The reductions -- well over 1,000 and perhaps more than 2,000 -- represent about 20 percent or more of the total group of about 8,500 Soviet-bloc targets that were to be struck by some 12,000 U.S. nuclear weapons in the event of an all-out war, the sources say.
The changes represent a major "peace dividend" provided by the end of the Cold War. They also reflect anticipated reductions in U.S. long-range nuclear weapons as budget cuts and arms control treaties bite into the Pentagon's arsenal over the next decade.
About 1,000 of the scratched targets are in the former Warsaw Pact states of Eastern Europe. They include former Soviet military bases and command facilities in those countries, as well as the former allies' military bases and war-making industrial sites, like steel mills in Bulgaria and tank factories in Czechoslovakia.

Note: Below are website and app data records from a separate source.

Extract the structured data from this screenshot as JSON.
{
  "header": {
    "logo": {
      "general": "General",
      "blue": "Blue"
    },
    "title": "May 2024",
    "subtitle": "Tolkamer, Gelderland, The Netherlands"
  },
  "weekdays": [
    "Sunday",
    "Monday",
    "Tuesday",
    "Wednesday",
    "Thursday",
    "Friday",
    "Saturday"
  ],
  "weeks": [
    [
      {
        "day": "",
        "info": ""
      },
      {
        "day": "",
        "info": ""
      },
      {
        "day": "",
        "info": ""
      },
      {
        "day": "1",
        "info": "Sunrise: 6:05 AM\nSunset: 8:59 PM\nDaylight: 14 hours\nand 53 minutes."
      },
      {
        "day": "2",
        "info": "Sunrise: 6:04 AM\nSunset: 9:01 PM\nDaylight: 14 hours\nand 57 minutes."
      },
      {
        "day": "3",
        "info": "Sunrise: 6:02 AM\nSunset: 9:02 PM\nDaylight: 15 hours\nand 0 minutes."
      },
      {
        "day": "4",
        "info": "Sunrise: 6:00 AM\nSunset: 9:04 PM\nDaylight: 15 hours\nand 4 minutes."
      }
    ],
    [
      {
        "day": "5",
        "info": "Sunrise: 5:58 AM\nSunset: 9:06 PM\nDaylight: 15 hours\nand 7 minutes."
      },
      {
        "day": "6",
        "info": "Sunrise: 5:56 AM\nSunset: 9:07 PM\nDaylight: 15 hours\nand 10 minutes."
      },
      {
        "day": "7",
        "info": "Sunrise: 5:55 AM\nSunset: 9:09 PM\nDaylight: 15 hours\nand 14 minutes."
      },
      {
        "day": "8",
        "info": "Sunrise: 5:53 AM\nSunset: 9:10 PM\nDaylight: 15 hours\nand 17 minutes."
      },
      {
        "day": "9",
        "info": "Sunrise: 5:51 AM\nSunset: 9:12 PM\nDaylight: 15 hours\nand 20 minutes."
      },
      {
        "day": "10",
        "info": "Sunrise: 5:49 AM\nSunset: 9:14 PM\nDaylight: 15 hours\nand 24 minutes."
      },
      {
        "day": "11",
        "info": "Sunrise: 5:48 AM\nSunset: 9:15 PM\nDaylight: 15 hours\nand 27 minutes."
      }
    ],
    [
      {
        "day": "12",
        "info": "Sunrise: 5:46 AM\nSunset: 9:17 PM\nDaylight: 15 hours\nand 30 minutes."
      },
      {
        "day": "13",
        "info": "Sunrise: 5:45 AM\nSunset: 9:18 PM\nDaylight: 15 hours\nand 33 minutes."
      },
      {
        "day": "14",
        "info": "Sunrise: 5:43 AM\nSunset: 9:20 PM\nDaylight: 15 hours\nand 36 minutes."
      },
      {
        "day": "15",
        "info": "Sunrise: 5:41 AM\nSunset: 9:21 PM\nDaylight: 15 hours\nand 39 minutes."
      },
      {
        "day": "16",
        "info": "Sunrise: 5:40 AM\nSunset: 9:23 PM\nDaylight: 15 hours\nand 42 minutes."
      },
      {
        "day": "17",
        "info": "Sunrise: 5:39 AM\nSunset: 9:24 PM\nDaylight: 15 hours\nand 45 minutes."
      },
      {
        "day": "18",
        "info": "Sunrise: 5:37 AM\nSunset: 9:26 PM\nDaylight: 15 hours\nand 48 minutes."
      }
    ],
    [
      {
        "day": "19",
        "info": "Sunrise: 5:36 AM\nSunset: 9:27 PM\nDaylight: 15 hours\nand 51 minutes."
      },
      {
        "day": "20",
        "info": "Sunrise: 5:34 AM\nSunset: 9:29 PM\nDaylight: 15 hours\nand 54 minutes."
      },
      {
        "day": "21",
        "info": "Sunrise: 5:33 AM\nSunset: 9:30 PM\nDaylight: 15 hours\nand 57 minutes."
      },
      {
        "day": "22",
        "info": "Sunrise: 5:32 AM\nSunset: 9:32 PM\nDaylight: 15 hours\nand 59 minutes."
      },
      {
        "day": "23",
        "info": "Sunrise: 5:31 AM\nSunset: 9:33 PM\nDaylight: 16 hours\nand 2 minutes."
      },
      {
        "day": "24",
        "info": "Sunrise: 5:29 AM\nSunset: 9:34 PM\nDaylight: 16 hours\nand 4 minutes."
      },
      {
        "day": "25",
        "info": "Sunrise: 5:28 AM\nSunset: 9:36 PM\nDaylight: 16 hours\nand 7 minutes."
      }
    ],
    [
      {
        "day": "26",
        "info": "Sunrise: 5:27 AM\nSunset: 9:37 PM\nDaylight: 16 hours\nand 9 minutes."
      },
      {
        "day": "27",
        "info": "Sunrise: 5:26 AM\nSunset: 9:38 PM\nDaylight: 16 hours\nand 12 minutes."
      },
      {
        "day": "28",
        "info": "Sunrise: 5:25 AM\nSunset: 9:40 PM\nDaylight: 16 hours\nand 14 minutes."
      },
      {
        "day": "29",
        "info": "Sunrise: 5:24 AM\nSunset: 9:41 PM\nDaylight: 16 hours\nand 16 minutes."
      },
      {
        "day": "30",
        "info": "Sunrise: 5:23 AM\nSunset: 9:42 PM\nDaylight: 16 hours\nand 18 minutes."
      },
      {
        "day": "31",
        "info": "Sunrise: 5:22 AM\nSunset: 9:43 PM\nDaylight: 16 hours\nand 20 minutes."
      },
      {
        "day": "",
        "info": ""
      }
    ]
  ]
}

The rest of the eliminated targets are in the Soviet Union itself. Some will be removed from the war plan by "scrubbing" targets that were highly dubious to begin with, such as unmanned alternative command posts and reserve air strips.
Other changes will reduce the number of required weapons by reforming wasteful "overkill" rules, such as dropping four or more weapons on the same target to ensure destruction of "high value" facilities such as underground command centers and setting unnecessarily high "damage expectancy" criteria.
The targeting review appears to be the first step in a long-awaited effort to reform America's nuclear war plan. For decades, the Pentagon expanded the list of targets to keep pace with nuclear warhead production.